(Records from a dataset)
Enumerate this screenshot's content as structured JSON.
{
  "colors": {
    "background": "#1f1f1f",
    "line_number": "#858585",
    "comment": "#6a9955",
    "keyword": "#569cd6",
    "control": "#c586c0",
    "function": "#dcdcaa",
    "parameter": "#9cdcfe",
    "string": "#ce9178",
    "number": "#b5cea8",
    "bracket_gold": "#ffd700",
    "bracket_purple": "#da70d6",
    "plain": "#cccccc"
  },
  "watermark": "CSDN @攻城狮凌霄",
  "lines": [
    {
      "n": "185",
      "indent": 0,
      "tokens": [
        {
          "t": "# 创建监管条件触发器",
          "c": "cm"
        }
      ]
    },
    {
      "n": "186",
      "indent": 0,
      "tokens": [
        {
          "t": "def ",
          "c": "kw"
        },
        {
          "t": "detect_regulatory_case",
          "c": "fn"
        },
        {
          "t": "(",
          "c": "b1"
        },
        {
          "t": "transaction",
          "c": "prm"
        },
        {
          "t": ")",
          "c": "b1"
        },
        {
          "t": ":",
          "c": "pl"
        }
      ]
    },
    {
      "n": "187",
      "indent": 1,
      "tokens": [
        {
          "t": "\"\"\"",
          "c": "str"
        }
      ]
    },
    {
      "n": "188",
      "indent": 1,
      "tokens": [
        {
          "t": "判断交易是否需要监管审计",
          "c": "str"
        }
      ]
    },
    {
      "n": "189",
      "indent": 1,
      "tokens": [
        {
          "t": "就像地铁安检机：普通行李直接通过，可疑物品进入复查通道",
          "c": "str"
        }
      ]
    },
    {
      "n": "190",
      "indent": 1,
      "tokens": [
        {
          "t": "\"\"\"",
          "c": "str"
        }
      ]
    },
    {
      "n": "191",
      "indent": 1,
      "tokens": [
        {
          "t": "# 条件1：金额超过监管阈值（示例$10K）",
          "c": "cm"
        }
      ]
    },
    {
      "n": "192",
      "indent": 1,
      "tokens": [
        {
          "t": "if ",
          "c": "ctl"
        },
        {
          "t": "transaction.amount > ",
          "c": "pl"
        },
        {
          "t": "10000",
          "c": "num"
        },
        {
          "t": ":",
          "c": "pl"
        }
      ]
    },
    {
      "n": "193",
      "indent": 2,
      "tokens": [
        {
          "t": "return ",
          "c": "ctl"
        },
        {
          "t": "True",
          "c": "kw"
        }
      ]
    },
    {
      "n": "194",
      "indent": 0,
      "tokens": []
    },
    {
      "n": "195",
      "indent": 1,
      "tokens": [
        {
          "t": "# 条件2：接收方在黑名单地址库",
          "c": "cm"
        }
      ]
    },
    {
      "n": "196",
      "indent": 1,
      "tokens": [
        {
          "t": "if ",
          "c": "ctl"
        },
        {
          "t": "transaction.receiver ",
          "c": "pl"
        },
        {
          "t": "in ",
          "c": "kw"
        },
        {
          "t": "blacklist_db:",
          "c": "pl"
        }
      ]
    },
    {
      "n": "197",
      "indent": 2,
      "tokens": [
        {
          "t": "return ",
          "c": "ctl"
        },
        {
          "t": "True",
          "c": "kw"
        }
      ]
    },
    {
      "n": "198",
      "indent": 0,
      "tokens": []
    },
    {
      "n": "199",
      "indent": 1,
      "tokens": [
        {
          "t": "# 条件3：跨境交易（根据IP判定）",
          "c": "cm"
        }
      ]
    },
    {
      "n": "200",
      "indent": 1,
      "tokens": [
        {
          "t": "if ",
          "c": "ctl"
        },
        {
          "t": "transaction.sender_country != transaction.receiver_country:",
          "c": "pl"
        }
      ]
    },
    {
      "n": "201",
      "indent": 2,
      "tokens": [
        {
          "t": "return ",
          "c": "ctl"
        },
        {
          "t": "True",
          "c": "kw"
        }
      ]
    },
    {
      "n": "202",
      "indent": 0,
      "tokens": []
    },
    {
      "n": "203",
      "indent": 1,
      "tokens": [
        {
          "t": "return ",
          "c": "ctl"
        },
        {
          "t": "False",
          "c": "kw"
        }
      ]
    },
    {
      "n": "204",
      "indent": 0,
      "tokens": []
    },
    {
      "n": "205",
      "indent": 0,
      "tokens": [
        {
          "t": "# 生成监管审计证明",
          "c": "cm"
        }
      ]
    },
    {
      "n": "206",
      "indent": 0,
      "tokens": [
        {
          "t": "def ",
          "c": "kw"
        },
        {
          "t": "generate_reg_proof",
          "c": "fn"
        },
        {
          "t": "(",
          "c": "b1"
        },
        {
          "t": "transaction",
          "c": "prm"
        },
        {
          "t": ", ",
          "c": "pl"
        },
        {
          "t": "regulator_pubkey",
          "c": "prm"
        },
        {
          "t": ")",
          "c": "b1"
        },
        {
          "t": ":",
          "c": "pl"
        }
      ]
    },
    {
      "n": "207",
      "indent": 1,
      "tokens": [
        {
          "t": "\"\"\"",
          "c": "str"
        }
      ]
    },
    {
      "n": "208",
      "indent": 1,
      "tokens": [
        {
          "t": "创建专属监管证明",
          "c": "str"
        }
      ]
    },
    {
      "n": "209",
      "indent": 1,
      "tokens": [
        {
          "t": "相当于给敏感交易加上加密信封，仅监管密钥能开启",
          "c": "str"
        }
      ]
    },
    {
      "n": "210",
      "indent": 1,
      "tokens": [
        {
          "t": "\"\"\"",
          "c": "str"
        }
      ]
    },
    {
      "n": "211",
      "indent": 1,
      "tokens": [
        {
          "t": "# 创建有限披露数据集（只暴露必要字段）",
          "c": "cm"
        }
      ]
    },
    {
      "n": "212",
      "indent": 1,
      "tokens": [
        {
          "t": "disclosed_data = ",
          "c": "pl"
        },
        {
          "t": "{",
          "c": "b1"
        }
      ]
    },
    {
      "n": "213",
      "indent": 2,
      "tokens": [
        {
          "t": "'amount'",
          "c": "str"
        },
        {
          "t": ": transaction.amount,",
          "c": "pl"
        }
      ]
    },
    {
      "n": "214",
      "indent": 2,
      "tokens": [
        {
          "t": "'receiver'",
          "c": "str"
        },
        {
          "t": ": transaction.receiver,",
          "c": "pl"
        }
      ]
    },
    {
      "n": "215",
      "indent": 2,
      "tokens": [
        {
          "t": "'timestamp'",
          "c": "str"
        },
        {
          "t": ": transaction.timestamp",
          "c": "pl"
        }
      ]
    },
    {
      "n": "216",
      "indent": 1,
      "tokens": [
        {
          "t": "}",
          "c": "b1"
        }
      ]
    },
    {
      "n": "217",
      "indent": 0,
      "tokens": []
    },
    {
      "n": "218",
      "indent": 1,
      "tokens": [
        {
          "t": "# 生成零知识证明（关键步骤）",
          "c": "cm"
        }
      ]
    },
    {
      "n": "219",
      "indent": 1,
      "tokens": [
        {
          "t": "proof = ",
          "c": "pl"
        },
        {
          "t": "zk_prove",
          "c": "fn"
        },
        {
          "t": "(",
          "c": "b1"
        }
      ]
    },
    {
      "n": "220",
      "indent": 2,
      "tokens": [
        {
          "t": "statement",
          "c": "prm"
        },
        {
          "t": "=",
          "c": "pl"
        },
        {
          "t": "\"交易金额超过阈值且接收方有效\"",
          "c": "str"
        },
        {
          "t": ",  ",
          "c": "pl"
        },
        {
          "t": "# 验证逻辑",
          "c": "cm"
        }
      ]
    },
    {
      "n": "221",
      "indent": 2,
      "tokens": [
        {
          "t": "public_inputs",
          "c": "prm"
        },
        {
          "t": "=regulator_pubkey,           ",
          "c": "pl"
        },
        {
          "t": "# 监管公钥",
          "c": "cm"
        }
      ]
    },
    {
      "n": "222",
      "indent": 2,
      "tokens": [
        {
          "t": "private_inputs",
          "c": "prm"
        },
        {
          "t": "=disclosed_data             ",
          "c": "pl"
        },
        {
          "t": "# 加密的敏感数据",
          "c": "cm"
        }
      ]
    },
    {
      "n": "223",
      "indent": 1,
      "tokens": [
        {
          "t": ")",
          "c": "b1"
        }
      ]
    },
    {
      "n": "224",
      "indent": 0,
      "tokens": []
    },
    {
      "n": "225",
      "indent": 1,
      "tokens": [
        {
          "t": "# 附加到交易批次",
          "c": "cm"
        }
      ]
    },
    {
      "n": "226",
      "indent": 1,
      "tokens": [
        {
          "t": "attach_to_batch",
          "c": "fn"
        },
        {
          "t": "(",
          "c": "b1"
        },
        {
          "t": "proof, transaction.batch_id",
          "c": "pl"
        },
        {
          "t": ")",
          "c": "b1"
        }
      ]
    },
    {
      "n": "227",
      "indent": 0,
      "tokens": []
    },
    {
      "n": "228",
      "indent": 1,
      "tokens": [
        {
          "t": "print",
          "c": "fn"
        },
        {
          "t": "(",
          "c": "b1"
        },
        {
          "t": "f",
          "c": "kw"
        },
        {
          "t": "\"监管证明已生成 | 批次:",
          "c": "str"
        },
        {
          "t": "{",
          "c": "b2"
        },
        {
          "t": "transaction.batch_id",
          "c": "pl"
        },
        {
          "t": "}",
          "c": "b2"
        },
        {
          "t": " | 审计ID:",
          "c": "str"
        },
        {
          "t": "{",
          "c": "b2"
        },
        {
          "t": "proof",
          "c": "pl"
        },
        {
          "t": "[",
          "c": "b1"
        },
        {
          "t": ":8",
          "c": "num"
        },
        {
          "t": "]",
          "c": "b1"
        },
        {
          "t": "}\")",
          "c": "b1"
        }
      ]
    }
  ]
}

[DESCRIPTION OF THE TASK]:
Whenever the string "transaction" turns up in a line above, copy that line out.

[OUTPUT]:
          "t": "transaction",
          "t": "transaction.amount > ",
          "t": "transaction.receiver ",
          "t": "transaction.sender_country != transaction.receiver_country:",
          "t": "transaction",
          "t": ": transaction.amount,",
          "t": ": transaction.receiver,",
          "t": ": transaction.timestamp",
          "t": "proof, transaction.batch_id",
          "t": "transaction.batch_id",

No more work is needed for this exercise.